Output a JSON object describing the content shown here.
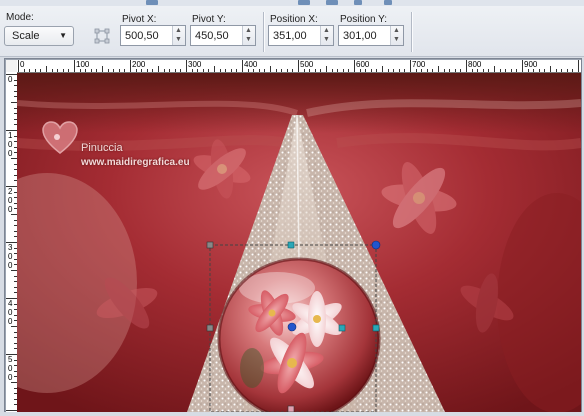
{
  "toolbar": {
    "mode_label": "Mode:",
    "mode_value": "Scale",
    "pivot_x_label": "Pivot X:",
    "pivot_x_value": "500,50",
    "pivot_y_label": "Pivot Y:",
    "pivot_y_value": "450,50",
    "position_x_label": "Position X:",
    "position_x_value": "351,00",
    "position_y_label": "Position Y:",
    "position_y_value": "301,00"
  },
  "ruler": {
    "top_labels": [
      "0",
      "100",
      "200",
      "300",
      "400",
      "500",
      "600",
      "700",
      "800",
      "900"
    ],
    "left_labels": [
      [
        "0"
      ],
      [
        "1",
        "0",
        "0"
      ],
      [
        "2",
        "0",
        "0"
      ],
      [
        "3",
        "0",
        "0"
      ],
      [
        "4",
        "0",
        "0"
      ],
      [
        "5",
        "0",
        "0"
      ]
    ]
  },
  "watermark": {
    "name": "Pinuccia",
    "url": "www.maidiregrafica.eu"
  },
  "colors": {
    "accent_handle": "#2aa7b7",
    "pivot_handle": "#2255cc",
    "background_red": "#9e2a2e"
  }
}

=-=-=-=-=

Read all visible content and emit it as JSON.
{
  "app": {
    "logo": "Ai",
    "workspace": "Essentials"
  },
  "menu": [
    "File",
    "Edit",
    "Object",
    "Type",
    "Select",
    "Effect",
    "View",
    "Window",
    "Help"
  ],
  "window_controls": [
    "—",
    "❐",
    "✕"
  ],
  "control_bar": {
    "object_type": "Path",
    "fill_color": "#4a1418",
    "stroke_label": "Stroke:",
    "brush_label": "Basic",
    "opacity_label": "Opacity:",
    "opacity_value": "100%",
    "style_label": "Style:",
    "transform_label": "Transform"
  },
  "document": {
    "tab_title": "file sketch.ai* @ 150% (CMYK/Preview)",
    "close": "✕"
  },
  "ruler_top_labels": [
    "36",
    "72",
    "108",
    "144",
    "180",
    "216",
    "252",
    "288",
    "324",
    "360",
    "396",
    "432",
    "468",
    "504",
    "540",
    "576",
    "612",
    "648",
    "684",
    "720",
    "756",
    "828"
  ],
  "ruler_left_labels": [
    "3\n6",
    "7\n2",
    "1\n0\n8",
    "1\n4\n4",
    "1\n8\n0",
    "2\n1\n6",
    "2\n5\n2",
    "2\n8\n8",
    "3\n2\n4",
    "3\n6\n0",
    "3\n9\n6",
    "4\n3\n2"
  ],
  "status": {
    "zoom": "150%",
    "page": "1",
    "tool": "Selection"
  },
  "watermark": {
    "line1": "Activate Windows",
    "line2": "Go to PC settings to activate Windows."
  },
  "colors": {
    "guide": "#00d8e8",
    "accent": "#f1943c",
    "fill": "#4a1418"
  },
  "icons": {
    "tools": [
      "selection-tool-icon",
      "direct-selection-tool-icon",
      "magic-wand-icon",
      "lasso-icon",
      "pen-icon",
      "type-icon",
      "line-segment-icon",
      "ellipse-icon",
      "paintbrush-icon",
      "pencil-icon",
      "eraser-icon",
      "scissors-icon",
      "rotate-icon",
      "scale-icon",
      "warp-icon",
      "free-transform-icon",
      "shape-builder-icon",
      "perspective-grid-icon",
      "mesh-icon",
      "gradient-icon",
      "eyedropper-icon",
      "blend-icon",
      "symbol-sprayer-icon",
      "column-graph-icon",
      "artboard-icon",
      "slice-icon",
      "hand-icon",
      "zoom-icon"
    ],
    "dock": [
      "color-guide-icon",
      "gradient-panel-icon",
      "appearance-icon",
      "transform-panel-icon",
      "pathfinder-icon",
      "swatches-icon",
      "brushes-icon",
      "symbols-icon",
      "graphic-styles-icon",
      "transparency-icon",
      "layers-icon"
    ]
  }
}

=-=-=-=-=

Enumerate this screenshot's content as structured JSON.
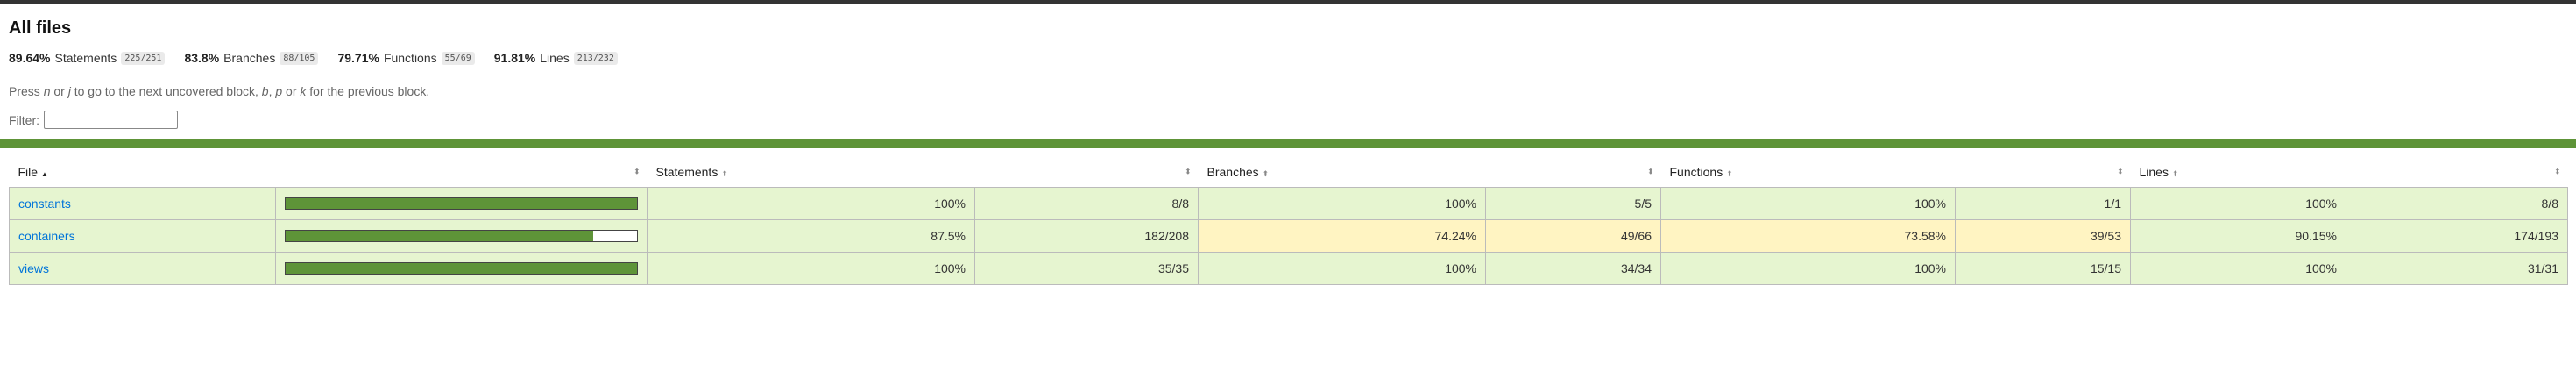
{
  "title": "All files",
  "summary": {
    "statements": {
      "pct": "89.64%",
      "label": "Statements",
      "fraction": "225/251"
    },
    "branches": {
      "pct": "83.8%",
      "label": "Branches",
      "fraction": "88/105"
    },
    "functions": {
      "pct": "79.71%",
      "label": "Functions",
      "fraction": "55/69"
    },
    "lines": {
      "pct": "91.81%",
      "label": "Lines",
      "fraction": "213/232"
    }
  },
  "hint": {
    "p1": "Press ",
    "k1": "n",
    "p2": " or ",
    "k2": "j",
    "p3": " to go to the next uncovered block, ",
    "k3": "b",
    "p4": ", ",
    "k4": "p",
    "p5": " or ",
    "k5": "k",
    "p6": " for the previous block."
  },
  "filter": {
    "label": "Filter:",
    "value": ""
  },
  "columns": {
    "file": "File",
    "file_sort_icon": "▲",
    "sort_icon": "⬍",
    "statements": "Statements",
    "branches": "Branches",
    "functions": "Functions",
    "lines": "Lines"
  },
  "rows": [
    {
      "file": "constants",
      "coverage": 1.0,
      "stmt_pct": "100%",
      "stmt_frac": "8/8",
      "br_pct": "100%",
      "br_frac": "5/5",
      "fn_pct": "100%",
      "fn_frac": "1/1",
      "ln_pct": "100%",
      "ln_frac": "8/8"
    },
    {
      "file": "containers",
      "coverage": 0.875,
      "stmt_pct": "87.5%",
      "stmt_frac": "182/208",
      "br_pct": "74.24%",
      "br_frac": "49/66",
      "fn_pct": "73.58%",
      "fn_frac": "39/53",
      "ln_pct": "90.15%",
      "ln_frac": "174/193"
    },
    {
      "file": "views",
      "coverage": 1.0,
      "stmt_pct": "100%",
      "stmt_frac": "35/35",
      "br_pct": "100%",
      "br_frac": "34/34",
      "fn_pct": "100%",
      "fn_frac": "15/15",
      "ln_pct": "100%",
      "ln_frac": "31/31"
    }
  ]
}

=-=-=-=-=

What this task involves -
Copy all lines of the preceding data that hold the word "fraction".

Output below -
      "fraction": "225/251"
      "fraction": "88/105"
      "fraction": "55/69"
      "fraction": "213/232"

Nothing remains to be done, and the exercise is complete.